## BRIEF
Go through the records and report each line in which the word "glyph" occurs.
------------
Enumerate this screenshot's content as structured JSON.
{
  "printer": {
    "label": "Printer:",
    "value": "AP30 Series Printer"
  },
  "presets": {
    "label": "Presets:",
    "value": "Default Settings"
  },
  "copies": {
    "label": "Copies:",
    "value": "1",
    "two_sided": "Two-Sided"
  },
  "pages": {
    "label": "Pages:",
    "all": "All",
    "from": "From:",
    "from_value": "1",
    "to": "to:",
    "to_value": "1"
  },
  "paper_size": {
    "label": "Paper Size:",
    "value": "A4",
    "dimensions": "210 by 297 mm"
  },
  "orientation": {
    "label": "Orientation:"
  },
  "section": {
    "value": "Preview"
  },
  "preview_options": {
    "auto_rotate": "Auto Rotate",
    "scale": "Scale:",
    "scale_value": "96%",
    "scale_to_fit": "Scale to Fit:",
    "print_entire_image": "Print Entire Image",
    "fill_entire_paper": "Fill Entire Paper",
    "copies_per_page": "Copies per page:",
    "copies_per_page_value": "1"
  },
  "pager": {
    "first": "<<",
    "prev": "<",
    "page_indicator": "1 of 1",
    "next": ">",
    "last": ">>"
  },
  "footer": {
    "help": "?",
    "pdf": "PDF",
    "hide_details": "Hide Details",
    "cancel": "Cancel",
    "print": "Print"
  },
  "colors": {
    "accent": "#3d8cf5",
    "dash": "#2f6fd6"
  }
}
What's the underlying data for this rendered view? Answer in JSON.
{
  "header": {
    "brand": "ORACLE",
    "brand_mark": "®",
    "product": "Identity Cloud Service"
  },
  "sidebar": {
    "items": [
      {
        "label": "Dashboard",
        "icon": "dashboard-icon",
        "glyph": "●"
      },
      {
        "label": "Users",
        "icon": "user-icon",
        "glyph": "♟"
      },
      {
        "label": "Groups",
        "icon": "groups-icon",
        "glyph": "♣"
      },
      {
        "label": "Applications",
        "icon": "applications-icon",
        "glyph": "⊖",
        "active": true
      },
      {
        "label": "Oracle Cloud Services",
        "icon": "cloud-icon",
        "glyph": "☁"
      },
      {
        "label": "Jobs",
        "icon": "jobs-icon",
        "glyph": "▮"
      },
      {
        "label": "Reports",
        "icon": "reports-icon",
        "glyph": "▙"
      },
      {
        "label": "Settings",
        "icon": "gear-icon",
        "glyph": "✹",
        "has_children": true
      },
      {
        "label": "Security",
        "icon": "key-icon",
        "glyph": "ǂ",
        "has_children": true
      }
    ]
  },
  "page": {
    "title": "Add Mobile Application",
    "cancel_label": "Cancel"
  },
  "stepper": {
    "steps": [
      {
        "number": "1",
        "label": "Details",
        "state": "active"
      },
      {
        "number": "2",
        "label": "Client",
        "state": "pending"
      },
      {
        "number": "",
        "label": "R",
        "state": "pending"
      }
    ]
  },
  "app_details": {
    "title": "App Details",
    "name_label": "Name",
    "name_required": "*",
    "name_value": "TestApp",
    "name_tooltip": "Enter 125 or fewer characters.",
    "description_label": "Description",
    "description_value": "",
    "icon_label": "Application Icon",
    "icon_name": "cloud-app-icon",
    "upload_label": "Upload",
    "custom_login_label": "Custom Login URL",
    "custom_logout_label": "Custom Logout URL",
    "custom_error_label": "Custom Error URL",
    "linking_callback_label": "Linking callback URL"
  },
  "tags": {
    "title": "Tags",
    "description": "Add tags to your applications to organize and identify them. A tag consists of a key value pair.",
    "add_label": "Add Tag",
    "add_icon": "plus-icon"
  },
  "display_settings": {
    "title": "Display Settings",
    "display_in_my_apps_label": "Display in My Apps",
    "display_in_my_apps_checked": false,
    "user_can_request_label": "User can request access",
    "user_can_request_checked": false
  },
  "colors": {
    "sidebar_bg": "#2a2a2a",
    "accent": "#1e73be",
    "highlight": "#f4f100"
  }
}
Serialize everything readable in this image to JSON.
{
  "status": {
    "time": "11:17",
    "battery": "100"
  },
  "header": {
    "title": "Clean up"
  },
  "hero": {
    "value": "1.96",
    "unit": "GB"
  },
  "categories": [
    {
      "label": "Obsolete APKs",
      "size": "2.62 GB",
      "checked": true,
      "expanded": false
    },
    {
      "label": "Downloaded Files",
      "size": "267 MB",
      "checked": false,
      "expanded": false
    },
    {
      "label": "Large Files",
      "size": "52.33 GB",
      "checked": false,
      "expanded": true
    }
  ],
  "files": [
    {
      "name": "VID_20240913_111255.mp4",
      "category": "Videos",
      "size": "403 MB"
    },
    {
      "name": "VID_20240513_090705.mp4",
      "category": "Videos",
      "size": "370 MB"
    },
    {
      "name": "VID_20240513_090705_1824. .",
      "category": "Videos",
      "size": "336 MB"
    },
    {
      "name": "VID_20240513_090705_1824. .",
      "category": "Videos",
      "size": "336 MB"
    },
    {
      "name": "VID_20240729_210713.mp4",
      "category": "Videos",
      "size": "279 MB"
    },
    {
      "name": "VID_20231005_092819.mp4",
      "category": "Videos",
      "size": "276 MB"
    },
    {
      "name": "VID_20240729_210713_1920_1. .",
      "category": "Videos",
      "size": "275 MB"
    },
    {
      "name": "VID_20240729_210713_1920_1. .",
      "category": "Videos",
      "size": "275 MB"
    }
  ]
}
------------
## RESPONSE AREA
        "glyph": "●"
        "glyph": "♟"
        "glyph": "♣"
        "glyph": "⊖",
        "glyph": "☁"
        "glyph": "▮"
        "glyph": "▙"
        "glyph": "✹",
        "glyph": "ǂ",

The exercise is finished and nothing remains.